Yesterday was also the day that we officially crossed the antarctic circle (66 1/3 degress south). Apparently it used to be a tradition to go and sleep out on deck the first time you crossed the circle (I don't know if this is a myth or not, but apparently its a bit like the crossing the line (equator) ceremony). So three of us, Andy, Alex and I decided to go and sleep up on the monkey island which is on top of the bridge. In order to make ourselves warm we borrowed some P bags. These P (Personal) Bags are sleeping kits for sleeping in pyramid tents in the field and are really warm.
Preparing for bed last night on the monkey island. Alex the data manager demonstrates the equipment. My bed is on the left. The temp is about -2 degrees C and the time was about midnight.
In fact last night I was too hot. I didn't get the best nights sleep as I woke up a few times. The first because I was too hot the second because my face was too cold. Then it started snowing but only lightly and not enough to worry about.
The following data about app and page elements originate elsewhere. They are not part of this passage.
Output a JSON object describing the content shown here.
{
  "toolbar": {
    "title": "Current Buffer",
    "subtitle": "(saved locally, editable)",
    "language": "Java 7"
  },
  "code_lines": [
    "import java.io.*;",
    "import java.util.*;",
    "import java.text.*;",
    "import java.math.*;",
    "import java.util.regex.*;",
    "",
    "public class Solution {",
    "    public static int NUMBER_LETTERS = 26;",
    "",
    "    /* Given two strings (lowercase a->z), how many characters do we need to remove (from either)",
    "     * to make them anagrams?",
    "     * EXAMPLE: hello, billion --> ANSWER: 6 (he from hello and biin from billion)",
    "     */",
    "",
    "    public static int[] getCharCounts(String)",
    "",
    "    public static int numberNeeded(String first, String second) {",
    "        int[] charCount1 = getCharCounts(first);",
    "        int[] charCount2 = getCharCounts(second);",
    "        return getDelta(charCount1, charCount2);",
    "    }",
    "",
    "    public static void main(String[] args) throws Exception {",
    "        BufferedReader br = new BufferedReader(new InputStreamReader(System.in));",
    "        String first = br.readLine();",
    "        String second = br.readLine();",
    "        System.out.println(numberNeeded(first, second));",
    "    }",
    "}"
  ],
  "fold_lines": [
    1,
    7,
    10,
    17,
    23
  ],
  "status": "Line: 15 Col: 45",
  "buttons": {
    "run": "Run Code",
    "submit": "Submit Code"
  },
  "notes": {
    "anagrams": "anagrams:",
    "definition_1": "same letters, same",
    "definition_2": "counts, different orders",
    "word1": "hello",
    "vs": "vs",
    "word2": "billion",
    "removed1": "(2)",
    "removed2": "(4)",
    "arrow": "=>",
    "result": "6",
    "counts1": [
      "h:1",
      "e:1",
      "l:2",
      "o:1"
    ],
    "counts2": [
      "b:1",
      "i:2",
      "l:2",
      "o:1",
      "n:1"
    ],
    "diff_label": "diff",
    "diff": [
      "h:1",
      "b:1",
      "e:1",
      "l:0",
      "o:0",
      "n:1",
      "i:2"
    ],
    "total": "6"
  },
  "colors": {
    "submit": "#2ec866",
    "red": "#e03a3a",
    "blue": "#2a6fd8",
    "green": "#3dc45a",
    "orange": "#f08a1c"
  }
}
I finally woke up at about 8.30 and the others had left me all alone.
We started to hit ice again this morning and that didn't help my sleep.
Our route through the loose pack ice this morning.
The rest of the day was spent getting a relief briefing. This told us what to expect on the sea-ice and all the nasty ways in which me might meet our maker. The sea-ice at the N9 creek is just over 2m thick and they are going to drive bulldozers across it. The sea-ice drivers have to drive with a hatch in the roof and the door open so that they can leap out if the worst happens. There are a lot more details about crevasses. We are also going to be given our jobs and our shift soon. We all split into two 12 hour shifts (8 til 8) . I will probably be working ship side cargo. We also practiced stropping and slinging so that we can safely load the palettes for the cranes.
Tomorrow we will learn about the vehicles, radios and some basic camping stuff incase there is a white out. I will also find out exactly what my job is and which shift I will be on. Once relief starts I will probably be to tired to fill this in, but hopefully I will fill in the gaps later.